s and information s
Have you ever noticed strange codes in square brackets on entries in Cambridge Dictionaries Online and wondered what they mean? These are grammar codes, giving you a brief summary of how that word behaves grammatically. More information can be obtained by hovering your cursor over the code, and there’s a full page of them here, but we thought we’d look at some in more detail.
[U] is for uncountable – uncountable nouns do not have a plural form, and are never preceded by ‘a’, ‘an’, or ‘one’. Examples of uncountable nouns are butter, ice, jewellery, magic.
The final code is [S] for singular – these nouns behave like countable nouns, but are never used in the plural form, for example the Internet.
Learners of English often have trouble remembering which nouns can be made plural and which cannot. From our research in the Cambridge Learner Corpus – a vast database of learners’ exams compiled over the last 20 years – we can identify not only which words learners most frequently get wrong in this regard, but also the languages whose native speakers most commonly tend to make these mistakes.
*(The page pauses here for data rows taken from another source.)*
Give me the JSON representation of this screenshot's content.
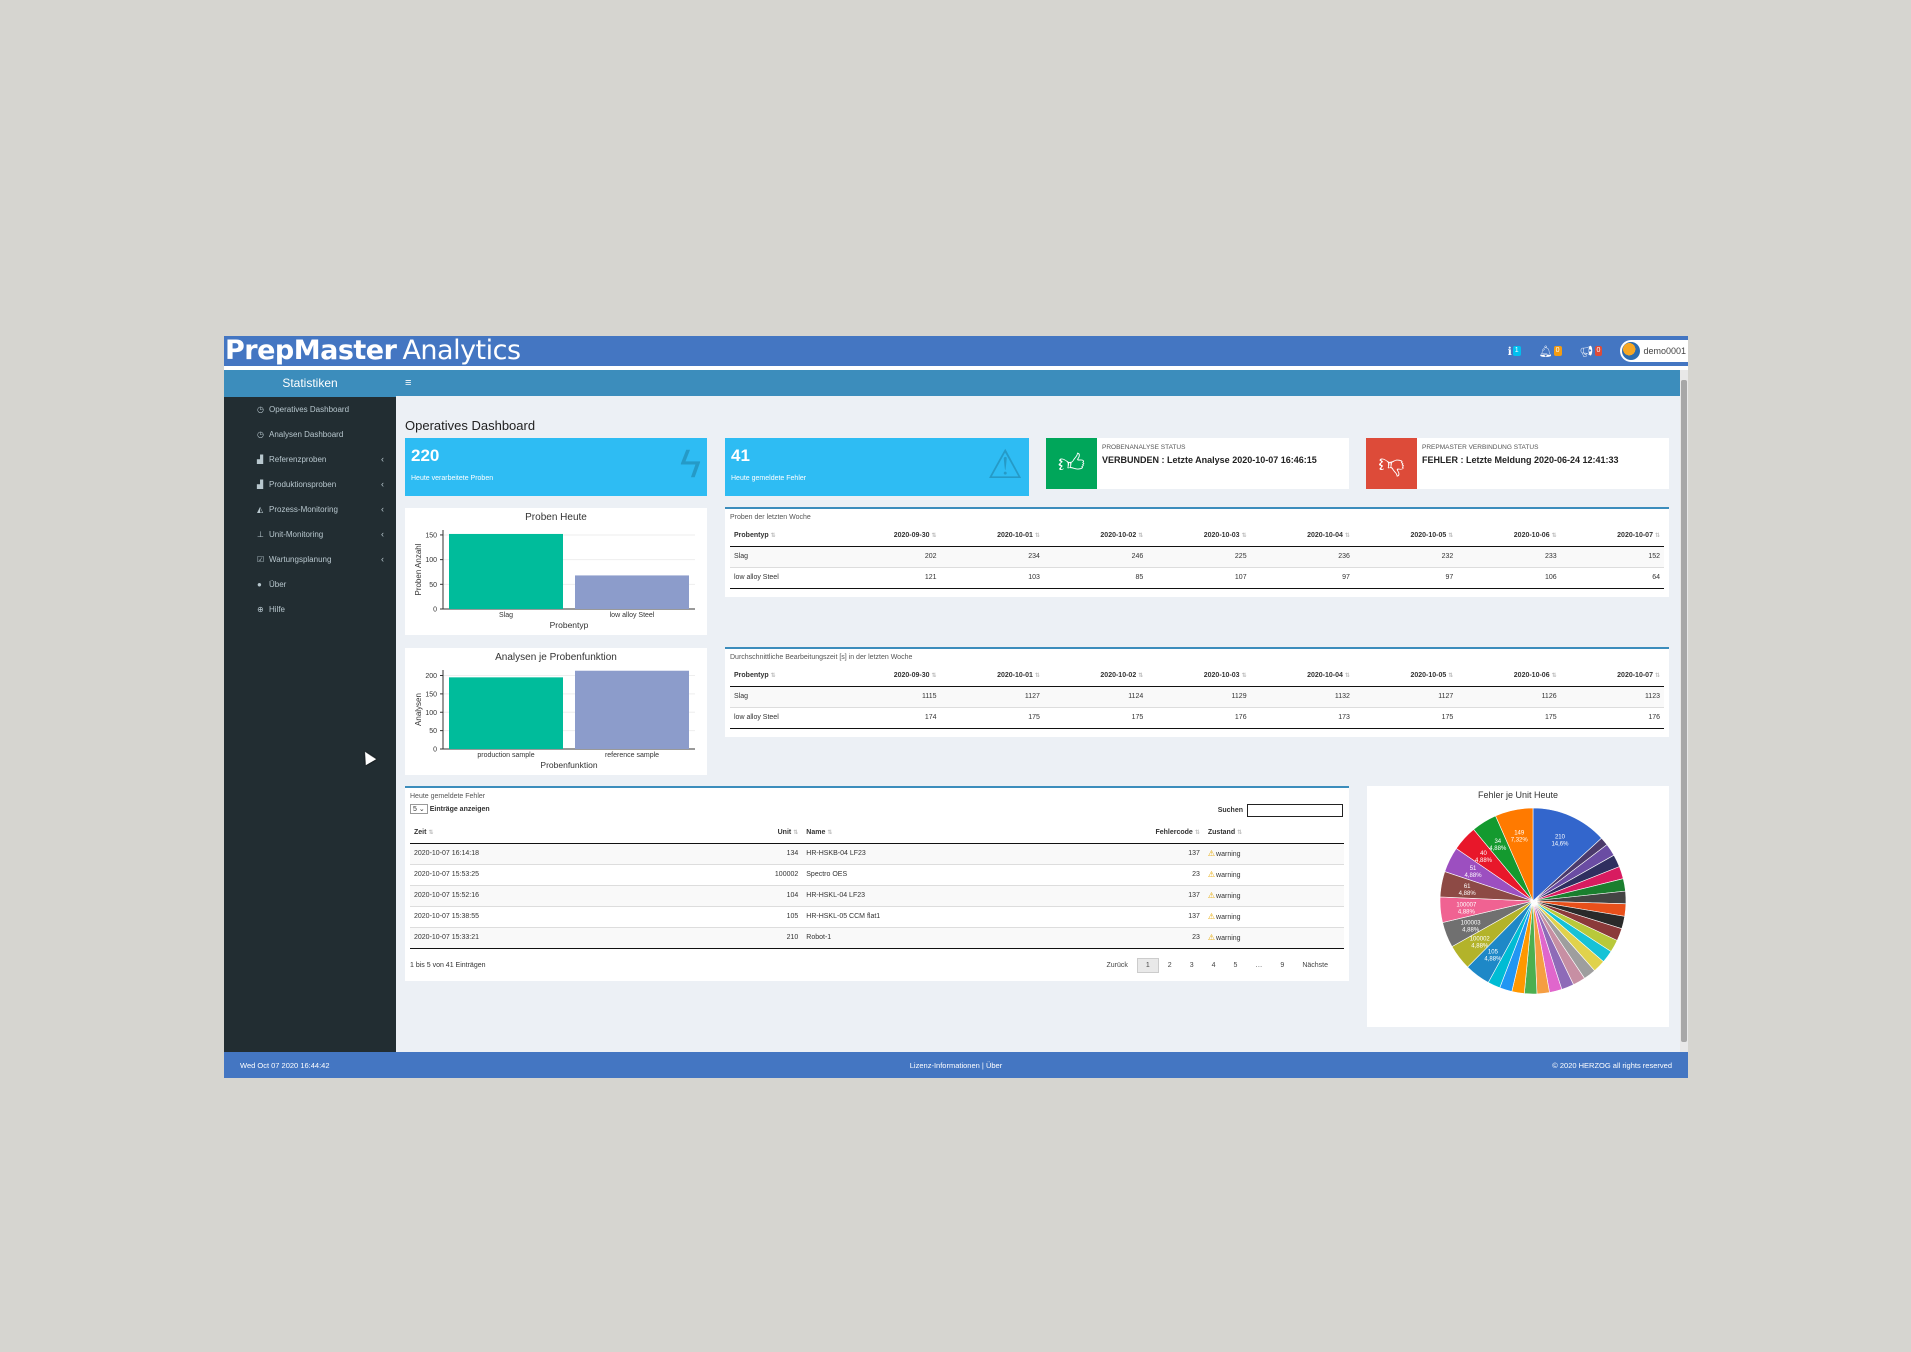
{
  "brand": {
    "part1": "PrepMaster",
    "part2": "Analytics"
  },
  "topnav": {
    "info_badge": "1",
    "bell_badge": "0",
    "flag_badge": "0",
    "username": "demo0001",
    "colors": {
      "info": "#00c0ef",
      "bell": "#f39c12",
      "flag": "#dd4b39"
    }
  },
  "sidebar": {
    "title": "Statistiken",
    "items": [
      {
        "label": "Operatives Dashboard",
        "icon": "dashboard-icon",
        "sub": false
      },
      {
        "label": "Analysen Dashboard",
        "icon": "dashboard-icon",
        "sub": false
      },
      {
        "label": "Referenzproben",
        "icon": "line-chart-icon",
        "sub": true
      },
      {
        "label": "Produktionsproben",
        "icon": "line-chart-icon",
        "sub": true
      },
      {
        "label": "Prozess-Monitoring",
        "icon": "area-chart-icon",
        "sub": true
      },
      {
        "label": "Unit-Monitoring",
        "icon": "sitemap-icon",
        "sub": true
      },
      {
        "label": "Wartungsplanung",
        "icon": "calendar-check-icon",
        "sub": true
      },
      {
        "label": "Über",
        "icon": "info-circle-icon",
        "sub": false
      },
      {
        "label": "Hilfe",
        "icon": "globe-icon",
        "sub": false
      }
    ]
  },
  "page_title": "Operatives Dashboard",
  "infoboxes": {
    "processed": {
      "value": "220",
      "label": "Heute verarbeitete Proben"
    },
    "errors": {
      "value": "41",
      "label": "Heute gemeldete Fehler"
    },
    "analysis_status": {
      "header": "PROBENANALYSE STATUS",
      "value": "VERBUNDEN : Letzte Analyse 2020-10-07 16:46:15",
      "color": "#00a65a"
    },
    "connection_status": {
      "header": "PREPMASTER VERBINDUNG STATUS",
      "value": "FEHLER : Letzte Meldung 2020-06-24 12:41:33",
      "color": "#dd4b39"
    }
  },
  "chart_data": [
    {
      "type": "bar",
      "title": "Proben Heute",
      "xlabel": "Probentyp",
      "ylabel": "Proben Anzahl",
      "categories": [
        "Slag",
        "low alloy Steel"
      ],
      "values": [
        152,
        68
      ],
      "ylim": [
        0,
        160
      ],
      "yticks": [
        0,
        50,
        100,
        150
      ],
      "colors": [
        "#00bc9b",
        "#8c9ccb"
      ]
    },
    {
      "type": "bar",
      "title": "Analysen je Probenfunktion",
      "xlabel": "Probenfunktion",
      "ylabel": "Analysen",
      "categories": [
        "production sample",
        "reference sample"
      ],
      "values": [
        195,
        213
      ],
      "ylim": [
        0,
        215
      ],
      "yticks": [
        0,
        50,
        100,
        150,
        200
      ],
      "colors": [
        "#00bc9b",
        "#8c9ccb"
      ]
    },
    {
      "type": "pie",
      "title": "Fehler je Unit Heute",
      "slices": [
        {
          "label": "210",
          "pct": "14,6%",
          "value": 14.6,
          "color": "#3366cc"
        },
        {
          "label": "",
          "pct": "",
          "value": 1.6,
          "color": "#4b3a6b"
        },
        {
          "label": "",
          "pct": "",
          "value": 2.4,
          "color": "#6a4ca3"
        },
        {
          "label": "",
          "pct": "",
          "value": 2.4,
          "color": "#2f2f5f"
        },
        {
          "label": "",
          "pct": "",
          "value": 2.4,
          "color": "#d81b60"
        },
        {
          "label": "",
          "pct": "",
          "value": 2.4,
          "color": "#1a7f2e"
        },
        {
          "label": "",
          "pct": "",
          "value": 2.4,
          "color": "#444444"
        },
        {
          "label": "",
          "pct": "",
          "value": 2.4,
          "color": "#e8501b"
        },
        {
          "label": "",
          "pct": "",
          "value": 2.4,
          "color": "#2a2a2a"
        },
        {
          "label": "",
          "pct": "",
          "value": 2.4,
          "color": "#8b3a3a"
        },
        {
          "label": "",
          "pct": "",
          "value": 2.4,
          "color": "#b9c93a"
        },
        {
          "label": "",
          "pct": "",
          "value": 2.4,
          "color": "#16c2d6"
        },
        {
          "label": "",
          "pct": "",
          "value": 2.4,
          "color": "#e0d24c"
        },
        {
          "label": "",
          "pct": "",
          "value": 2.4,
          "color": "#9e9e9e"
        },
        {
          "label": "",
          "pct": "",
          "value": 2.4,
          "color": "#c78fa3"
        },
        {
          "label": "",
          "pct": "",
          "value": 2.4,
          "color": "#8e6bb8"
        },
        {
          "label": "",
          "pct": "",
          "value": 2.4,
          "color": "#e066cc"
        },
        {
          "label": "",
          "pct": "",
          "value": 2.4,
          "color": "#f59e42"
        },
        {
          "label": "",
          "pct": "",
          "value": 2.4,
          "color": "#4caf50"
        },
        {
          "label": "",
          "pct": "",
          "value": 2.4,
          "color": "#ff9800"
        },
        {
          "label": "",
          "pct": "",
          "value": 2.4,
          "color": "#2196f3"
        },
        {
          "label": "",
          "pct": "",
          "value": 2.4,
          "color": "#00bcd4"
        },
        {
          "label": "105",
          "pct": "4,88%",
          "value": 4.9,
          "color": "#1e88c7"
        },
        {
          "label": "100002",
          "pct": "4,88%",
          "value": 4.9,
          "color": "#b3b32a"
        },
        {
          "label": "100003",
          "pct": "4,88%",
          "value": 4.9,
          "color": "#707070"
        },
        {
          "label": "100007",
          "pct": "4,88%",
          "value": 4.9,
          "color": "#f06292"
        },
        {
          "label": "61",
          "pct": "4,88%",
          "value": 4.9,
          "color": "#8d4a45"
        },
        {
          "label": "51",
          "pct": "4,88%",
          "value": 4.9,
          "color": "#9c4fc0"
        },
        {
          "label": "40",
          "pct": "4,88%",
          "value": 4.9,
          "color": "#e8172a"
        },
        {
          "label": "34",
          "pct": "4,88%",
          "value": 4.9,
          "color": "#149a2f"
        },
        {
          "label": "149",
          "pct": "7,32%",
          "value": 7.3,
          "color": "#ff7a00"
        }
      ]
    }
  ],
  "weekly_samples": {
    "title": "Proben der letzten Woche",
    "columns": [
      "Probentyp",
      "2020-09-30",
      "2020-10-01",
      "2020-10-02",
      "2020-10-03",
      "2020-10-04",
      "2020-10-05",
      "2020-10-06",
      "2020-10-07"
    ],
    "rows": [
      [
        "Slag",
        "202",
        "234",
        "246",
        "225",
        "236",
        "232",
        "233",
        "152"
      ],
      [
        "low alloy Steel",
        "121",
        "103",
        "85",
        "107",
        "97",
        "97",
        "106",
        "64"
      ]
    ]
  },
  "avg_time": {
    "title": "Durchschnittliche Bearbeitungszeit [s] in der letzten Woche",
    "columns": [
      "Probentyp",
      "2020-09-30",
      "2020-10-01",
      "2020-10-02",
      "2020-10-03",
      "2020-10-04",
      "2020-10-05",
      "2020-10-06",
      "2020-10-07"
    ],
    "rows": [
      [
        "Slag",
        "1115",
        "1127",
        "1124",
        "1129",
        "1132",
        "1127",
        "1126",
        "1123"
      ],
      [
        "low alloy Steel",
        "174",
        "175",
        "175",
        "176",
        "173",
        "175",
        "175",
        "176"
      ]
    ]
  },
  "errors_table": {
    "title": "Heute gemeldete Fehler",
    "length_value": "5",
    "length_label": "Einträge anzeigen",
    "search_label": "Suchen",
    "search_value": "",
    "columns": [
      "Zeit",
      "Unit",
      "Name",
      "Fehlercode",
      "Zustand"
    ],
    "rows": [
      [
        "2020-10-07 16:14:18",
        "134",
        "HR-HSKB-04 LF23",
        "137",
        "warning"
      ],
      [
        "2020-10-07 15:53:25",
        "100002",
        "Spectro OES",
        "23",
        "warning"
      ],
      [
        "2020-10-07 15:52:16",
        "104",
        "HR-HSKL-04 LF23",
        "137",
        "warning"
      ],
      [
        "2020-10-07 15:38:55",
        "105",
        "HR-HSKL-05 CCM flat1",
        "137",
        "warning"
      ],
      [
        "2020-10-07 15:33:21",
        "210",
        "Robot-1",
        "23",
        "warning"
      ]
    ],
    "info": "1 bis 5 von 41 Einträgen",
    "pager": [
      "Zurück",
      "1",
      "2",
      "3",
      "4",
      "5",
      "…",
      "9",
      "Nächste"
    ],
    "active_page": "1"
  },
  "footer": {
    "datetime": "Wed Oct 07 2020 16:44:42",
    "license": "Lizenz-Informationen",
    "sep": "|",
    "about": "Über",
    "copyright": "© 2020 HERZOG all rights reserved"
  }
}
So which words are the hardest to get right? Well, first of all, it turns out that there are far more mistakes made where an uncountable noun is made plural than the other way around, which is probably hardly surprising. Information is by far the most problematic word in this regard, with advice second. There’s a list of the 20 most common errors here, but we thought it would be far more interesting to see the full range as an interactive graphic – follow this link or the image at the top of the page.
We’ve also created an interactive infographic to show exactly how different language learners make these mistakes – again, click through on the image to explore further:
He bought a very expensive piece of furniture for his new apartment.
Can I give you a bit of advice?
They gave me some information about courses and scholarships and things.
For more information on countability, see this page from English Grammar Today.